- _Exercise brief_
If a line of the records holds the word "arrow", copy it out.
· · · · ·
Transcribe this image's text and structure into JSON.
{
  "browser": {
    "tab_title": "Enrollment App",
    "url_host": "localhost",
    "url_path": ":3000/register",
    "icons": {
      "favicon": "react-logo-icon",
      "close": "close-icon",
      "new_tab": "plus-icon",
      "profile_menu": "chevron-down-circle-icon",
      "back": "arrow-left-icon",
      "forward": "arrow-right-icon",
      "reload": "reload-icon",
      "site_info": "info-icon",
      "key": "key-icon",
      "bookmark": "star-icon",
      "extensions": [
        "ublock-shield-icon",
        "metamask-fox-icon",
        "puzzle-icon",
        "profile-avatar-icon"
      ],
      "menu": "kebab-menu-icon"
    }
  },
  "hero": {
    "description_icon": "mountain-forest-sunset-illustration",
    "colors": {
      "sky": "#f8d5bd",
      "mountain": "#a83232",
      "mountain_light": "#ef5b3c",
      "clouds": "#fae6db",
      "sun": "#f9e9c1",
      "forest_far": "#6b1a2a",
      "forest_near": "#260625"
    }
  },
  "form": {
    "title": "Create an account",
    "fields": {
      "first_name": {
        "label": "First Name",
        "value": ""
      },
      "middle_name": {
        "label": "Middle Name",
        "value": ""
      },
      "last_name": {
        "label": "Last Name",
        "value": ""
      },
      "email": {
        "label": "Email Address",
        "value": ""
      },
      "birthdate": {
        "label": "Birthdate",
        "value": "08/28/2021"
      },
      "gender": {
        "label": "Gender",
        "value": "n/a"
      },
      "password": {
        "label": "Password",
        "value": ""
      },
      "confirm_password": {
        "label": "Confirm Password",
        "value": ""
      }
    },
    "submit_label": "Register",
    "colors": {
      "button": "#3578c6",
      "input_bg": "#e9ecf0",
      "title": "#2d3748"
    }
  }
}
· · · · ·
- _Solved problem_
      "back": "arrow-left-icon",
      "forward": "arrow-right-icon",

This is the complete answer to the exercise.